# Data supplied
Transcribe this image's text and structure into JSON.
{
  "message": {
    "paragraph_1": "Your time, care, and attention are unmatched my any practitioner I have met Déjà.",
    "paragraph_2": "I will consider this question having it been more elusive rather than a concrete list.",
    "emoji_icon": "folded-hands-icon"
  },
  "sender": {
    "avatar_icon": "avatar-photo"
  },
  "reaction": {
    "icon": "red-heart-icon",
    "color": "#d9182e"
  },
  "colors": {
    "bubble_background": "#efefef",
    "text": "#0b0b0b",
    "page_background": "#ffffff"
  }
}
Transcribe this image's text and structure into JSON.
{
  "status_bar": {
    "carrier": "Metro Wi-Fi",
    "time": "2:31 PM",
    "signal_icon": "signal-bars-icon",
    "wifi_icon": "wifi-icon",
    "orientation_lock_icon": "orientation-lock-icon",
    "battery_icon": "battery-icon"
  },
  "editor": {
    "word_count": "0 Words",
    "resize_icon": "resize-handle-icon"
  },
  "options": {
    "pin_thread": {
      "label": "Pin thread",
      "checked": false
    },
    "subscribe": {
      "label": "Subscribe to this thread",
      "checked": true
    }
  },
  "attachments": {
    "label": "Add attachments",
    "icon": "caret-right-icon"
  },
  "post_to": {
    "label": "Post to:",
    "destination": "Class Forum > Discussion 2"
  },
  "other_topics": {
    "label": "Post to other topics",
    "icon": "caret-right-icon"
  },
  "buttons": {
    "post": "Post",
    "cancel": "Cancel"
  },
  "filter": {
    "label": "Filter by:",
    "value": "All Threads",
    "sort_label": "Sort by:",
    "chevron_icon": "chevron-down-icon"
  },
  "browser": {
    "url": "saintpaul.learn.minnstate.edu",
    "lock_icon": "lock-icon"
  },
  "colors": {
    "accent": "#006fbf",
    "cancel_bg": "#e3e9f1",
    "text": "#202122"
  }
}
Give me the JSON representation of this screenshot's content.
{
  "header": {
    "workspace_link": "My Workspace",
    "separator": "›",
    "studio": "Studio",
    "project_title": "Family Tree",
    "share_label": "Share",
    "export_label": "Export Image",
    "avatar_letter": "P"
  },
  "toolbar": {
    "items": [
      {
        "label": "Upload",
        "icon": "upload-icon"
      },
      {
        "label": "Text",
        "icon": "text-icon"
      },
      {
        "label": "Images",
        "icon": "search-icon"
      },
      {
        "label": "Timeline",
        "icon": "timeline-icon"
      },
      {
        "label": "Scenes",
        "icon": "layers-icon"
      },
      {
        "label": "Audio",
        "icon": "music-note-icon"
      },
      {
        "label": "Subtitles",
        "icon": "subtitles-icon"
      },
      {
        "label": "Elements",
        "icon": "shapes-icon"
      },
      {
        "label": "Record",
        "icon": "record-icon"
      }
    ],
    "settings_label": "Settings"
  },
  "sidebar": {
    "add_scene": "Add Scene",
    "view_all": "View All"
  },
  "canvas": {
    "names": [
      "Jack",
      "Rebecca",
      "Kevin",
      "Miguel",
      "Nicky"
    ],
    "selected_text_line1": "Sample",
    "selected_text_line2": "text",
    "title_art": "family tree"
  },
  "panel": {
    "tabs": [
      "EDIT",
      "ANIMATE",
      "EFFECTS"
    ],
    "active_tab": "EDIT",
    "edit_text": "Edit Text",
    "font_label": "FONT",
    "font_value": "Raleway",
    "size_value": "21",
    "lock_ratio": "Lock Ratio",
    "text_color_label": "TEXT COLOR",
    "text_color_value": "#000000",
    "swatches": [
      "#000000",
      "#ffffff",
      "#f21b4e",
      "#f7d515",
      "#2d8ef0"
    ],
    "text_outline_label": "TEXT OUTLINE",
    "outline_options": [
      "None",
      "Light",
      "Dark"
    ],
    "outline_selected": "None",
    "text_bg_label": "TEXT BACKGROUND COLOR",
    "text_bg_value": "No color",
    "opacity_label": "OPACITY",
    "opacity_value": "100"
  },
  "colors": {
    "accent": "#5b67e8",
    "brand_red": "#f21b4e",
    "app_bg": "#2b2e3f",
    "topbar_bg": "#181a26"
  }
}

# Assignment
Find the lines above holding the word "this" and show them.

# Task result
Transcribe this image's text and structure into JSON.
    "paragraph_2": "I will consider this question having it been more elusive rather than a concrete list.",
Transcribe this image's text and structure into JSON.
      "label": "Subscribe to this thread",
Give me the JSON representation of this screenshot's content.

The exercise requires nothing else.